  6. Deliver Results. In your life about the goals and ideas that are important to you, no matter what others may feel or think. Set goals and work to accomplish them.
  7. Get Better. Challenge yourself to develop skills and competencies. Seek new knowledge and constantly set aside time to develop your capabilities.
  8. Confront Reality. Don’t live in denial and keep your head stuck in the sand. Face what you need to face and move forward in confidence.
  9. Clarify Expectations. Be clear with yourself about what you expect and don’t let other expectations rule your life. It is YOUR life. Live it with clarity and joy.
  10. Practice Accountability. Follow your own inspiration. If you have an insight, intuition, or idea about your life, follow it and don’t allow others expectations to control your life.
  11. Listen First. Take time to listen to your still small voice follow your inner guidance. Do not be persuaded by the opinions of others. Do what you are guided to do from within.
  12. Keep Commitments. Make commitments to yourself and treat them with the same respect and dignity you would your commitment to others.
  13. Extend Trust to Yourself. Trust your inner guidance and instincts. No one has ever said their instincts sent them down the wrong path. Trust yourself to receive guidance for your life. Trust your heart and KNOW that it is right.
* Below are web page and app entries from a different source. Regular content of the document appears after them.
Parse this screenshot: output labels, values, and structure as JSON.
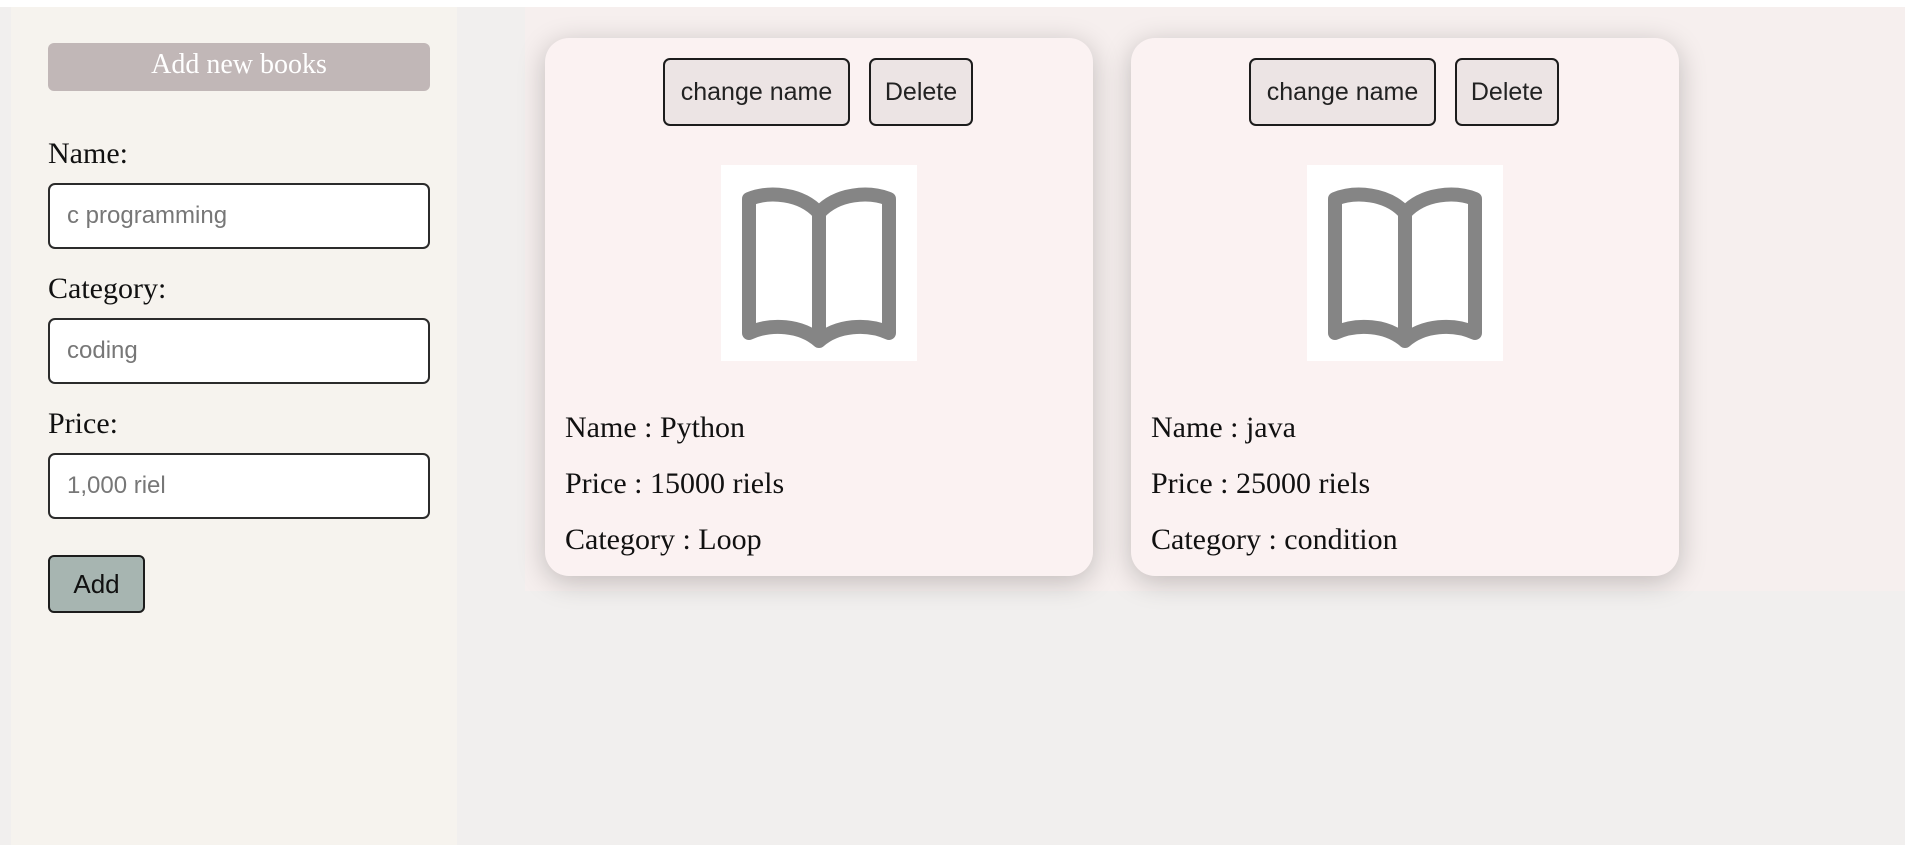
{
  "sidebar": {
    "title": "Add new books",
    "name_label": "Name:",
    "name_placeholder": "c programming",
    "category_label": "Category:",
    "category_placeholder": "coding",
    "price_label": "Price:",
    "price_placeholder": "1,000 riel",
    "add_label": "Add"
  },
  "books": [
    {
      "change_label": "change name",
      "delete_label": "Delete",
      "icon": "open-book-icon",
      "name_line": "Name : Python",
      "price_line": "Price : 15000 riels",
      "category_line": "Category : Loop"
    },
    {
      "change_label": "change name",
      "delete_label": "Delete",
      "icon": "open-book-icon",
      "name_line": "Name : java",
      "price_line": "Price : 25000 riels",
      "category_line": "Category : condition"
    }
  ],
  "colors": {
    "sidebar_header_bg": "#c1b7b7",
    "add_button_bg": "#a7b5b1",
    "card_bg": "#fbf2f2",
    "icon_gray": "#858585"
  }
}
The Universe will always provide for you and will work together for YOUR GOOD!

Phew!!! Good stuff, right?

As I am writing and recapping the 13 behaviors this morning, I realize that as an emerging and evolving Servant Leader, I have to revisit the 13 behaviors and hold myself accountable to them.

I said to one of my Master teachers one time, “How do I teach this stuff when I am still a work in progress? It sometimes feels hypocritical. They said to me, “Crystal, you don’t have to be perfect in that which you teach. In fact, you can only teach that which you are learning.” If we don’t honor ourselves, how can we expect others to?

The 13 behaviors are a clear and honorable path to strengthen the four Cores. You remember them, don’t you? You will increase your Integrity, increase your Intent, increase you Capabilities, and improve Results. It feels good to my soul to know that I can reflect on these each day and get better. And better, and better. In this way, I can become the Servant Leader that I can trust, and in turn that others will trust as well.

I have provided us with some heavy stuff today. So, rather than finish the chapter, I will rest here and let us contemplate on these ideas. Next week, I will conclude the thoughts in this chapter before we move ahead to the last concept that Covey talks about, the Propensity to Trust.

At the end of the day, I have gained much insight and awareness around the 4 Cores and 13 behaviors. I hope that you have to. These ideas can provide Servant Leaders powerful and authentic tools for restoring trust when it has been lost.

To Restoring Trust,

Dr. Crystal